Copy every record verbatim but exclude the pictures.

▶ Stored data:
- - - - - - -

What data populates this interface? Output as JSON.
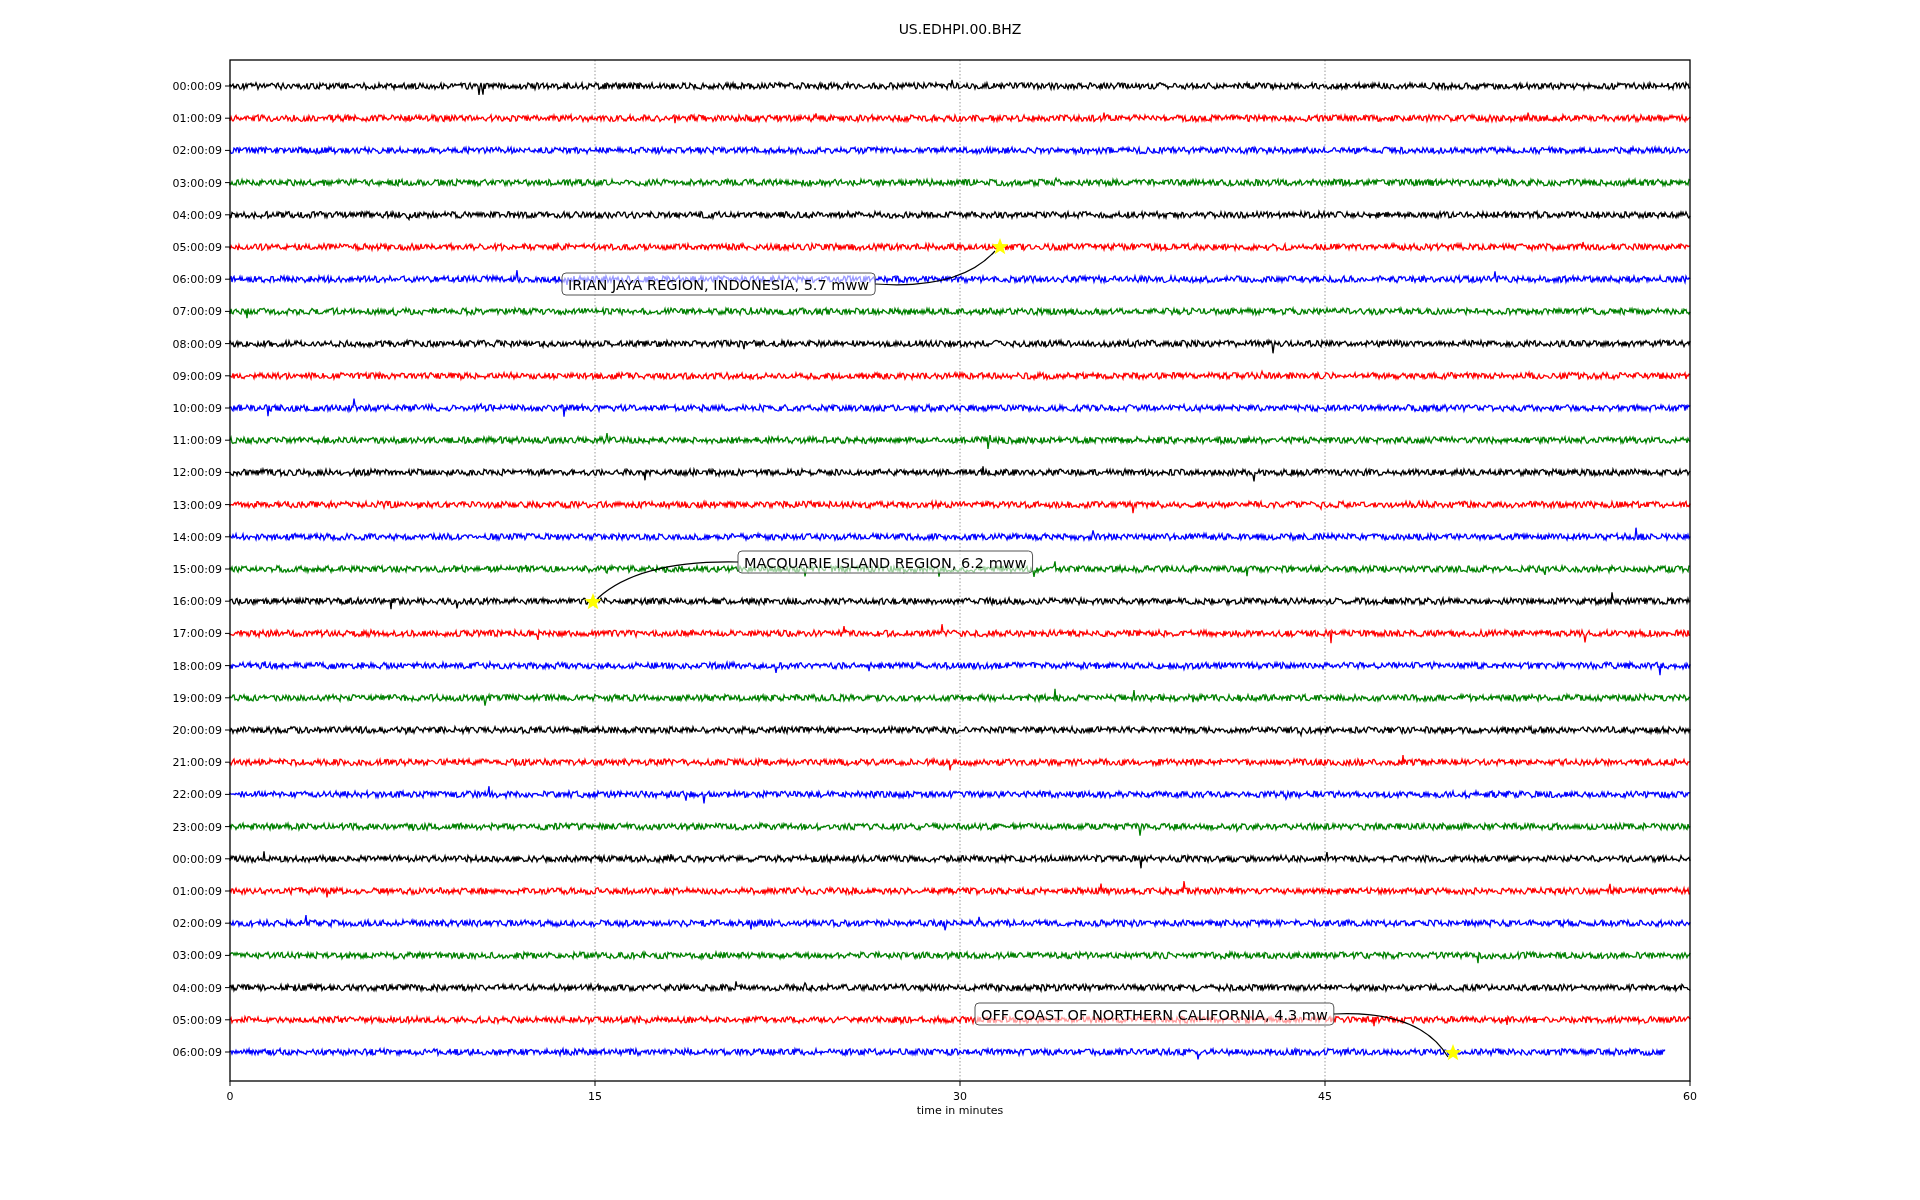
{
  "plot": {
    "title": "US.EDHPI.00.BHZ",
    "xlabel": "time in minutes",
    "xticks": [
      "0",
      "15",
      "30",
      "45",
      "60"
    ],
    "rows": [
      {
        "label": "00:00:09",
        "color": "#000000"
      },
      {
        "label": "01:00:09",
        "color": "#ff0000"
      },
      {
        "label": "02:00:09",
        "color": "#0000ff"
      },
      {
        "label": "03:00:09",
        "color": "#008000"
      },
      {
        "label": "04:00:09",
        "color": "#000000"
      },
      {
        "label": "05:00:09",
        "color": "#ff0000"
      },
      {
        "label": "06:00:09",
        "color": "#0000ff"
      },
      {
        "label": "07:00:09",
        "color": "#008000"
      },
      {
        "label": "08:00:09",
        "color": "#000000"
      },
      {
        "label": "09:00:09",
        "color": "#ff0000"
      },
      {
        "label": "10:00:09",
        "color": "#0000ff"
      },
      {
        "label": "11:00:09",
        "color": "#008000"
      },
      {
        "label": "12:00:09",
        "color": "#000000"
      },
      {
        "label": "13:00:09",
        "color": "#ff0000"
      },
      {
        "label": "14:00:09",
        "color": "#0000ff"
      },
      {
        "label": "15:00:09",
        "color": "#008000"
      },
      {
        "label": "16:00:09",
        "color": "#000000"
      },
      {
        "label": "17:00:09",
        "color": "#ff0000"
      },
      {
        "label": "18:00:09",
        "color": "#0000ff"
      },
      {
        "label": "19:00:09",
        "color": "#008000"
      },
      {
        "label": "20:00:09",
        "color": "#000000"
      },
      {
        "label": "21:00:09",
        "color": "#ff0000"
      },
      {
        "label": "22:00:09",
        "color": "#0000ff"
      },
      {
        "label": "23:00:09",
        "color": "#008000"
      },
      {
        "label": "00:00:09",
        "color": "#000000"
      },
      {
        "label": "01:00:09",
        "color": "#ff0000"
      },
      {
        "label": "02:00:09",
        "color": "#0000ff"
      },
      {
        "label": "03:00:09",
        "color": "#008000"
      },
      {
        "label": "04:00:09",
        "color": "#000000"
      },
      {
        "label": "05:00:09",
        "color": "#ff0000"
      },
      {
        "label": "06:00:09",
        "color": "#0000ff"
      }
    ],
    "events": [
      {
        "label": "IRIAN JAYA REGION, INDONESIA, 5.7 mww"
      },
      {
        "label": "MACQUARIE ISLAND REGION, 6.2 mww"
      },
      {
        "label": "OFF COAST OF NORTHERN CALIFORNIA, 4.3 mw"
      }
    ]
  }
}
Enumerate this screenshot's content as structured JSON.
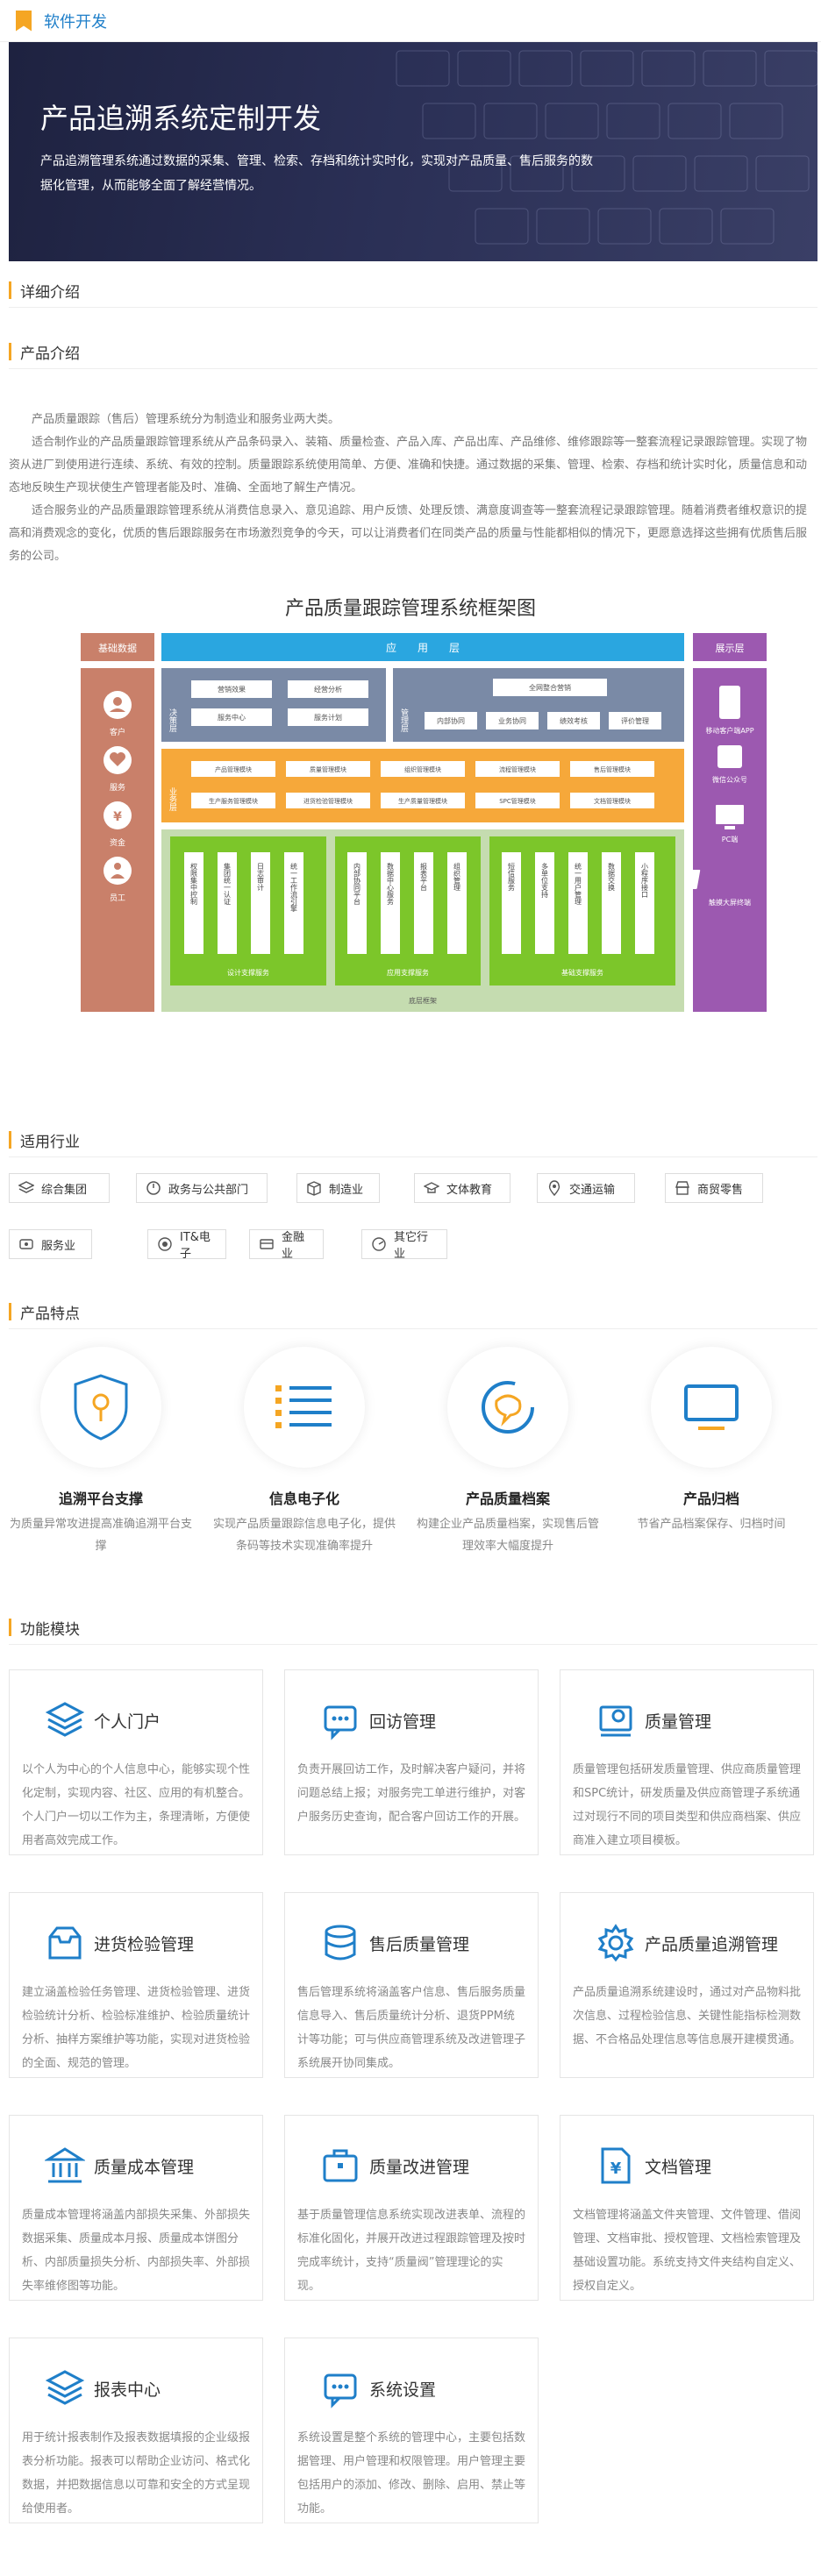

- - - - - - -

▶ OUTPUT FOR THIS EXERCISE:
What data populates this interface? Output as JSON.
{
  "plot": {
    "title": "US.EDHPI.00.BHZ",
    "xlabel": "time in minutes",
    "xticks": [
      "0",
      "15",
      "30",
      "45",
      "60"
    ],
    "rows": [
      {
        "label": "00:00:09",
        "color": "#000000"
      },
      {
        "label": "01:00:09",
        "color": "#ff0000"
      },
      {
        "label": "02:00:09",
        "color": "#0000ff"
      },
      {
        "label": "03:00:09",
        "color": "#008000"
      },
      {
        "label": "04:00:09",
        "color": "#000000"
      },
      {
        "label": "05:00:09",
        "color": "#ff0000"
      },
      {
        "label": "06:00:09",
        "color": "#0000ff"
      },
      {
        "label": "07:00:09",
        "color": "#008000"
      },
      {
        "label": "08:00:09",
        "color": "#000000"
      },
      {
        "label": "09:00:09",
        "color": "#ff0000"
      },
      {
        "label": "10:00:09",
        "color": "#0000ff"
      },
      {
        "label": "11:00:09",
        "color": "#008000"
      },
      {
        "label": "12:00:09",
        "color": "#000000"
      },
      {
        "label": "13:00:09",
        "color": "#ff0000"
      },
      {
        "label": "14:00:09",
        "color": "#0000ff"
      },
      {
        "label": "15:00:09",
        "color": "#008000"
      },
      {
        "label": "16:00:09",
        "color": "#000000"
      },
      {
        "label": "17:00:09",
        "color": "#ff0000"
      },
      {
        "label": "18:00:09",
        "color": "#0000ff"
      },
      {
        "label": "19:00:09",
        "color": "#008000"
      },
      {
        "label": "20:00:09",
        "color": "#000000"
      },
      {
        "label": "21:00:09",
        "color": "#ff0000"
      },
      {
        "label": "22:00:09",
        "color": "#0000ff"
      },
      {
        "label": "23:00:09",
        "color": "#008000"
      },
      {
        "label": "00:00:09",
        "color": "#000000"
      },
      {
        "label": "01:00:09",
        "color": "#ff0000"
      },
      {
        "label": "02:00:09",
        "color": "#0000ff"
      },
      {
        "label": "03:00:09",
        "color": "#008000"
      },
      {
        "label": "04:00:09",
        "color": "#000000"
      },
      {
        "label": "05:00:09",
        "color": "#ff0000"
      },
      {
        "label": "06:00:09",
        "color": "#0000ff"
      }
    ],
    "events": [
      {
        "label": "IRIAN JAYA REGION, INDONESIA, 5.7 mww"
      },
      {
        "label": "MACQUARIE ISLAND REGION, 6.2 mww"
      },
      {
        "label": "OFF COAST OF NORTHERN CALIFORNIA, 4.3 mw"
      }
    ]
  }
}
Enumerate this screenshot's content as structured JSON.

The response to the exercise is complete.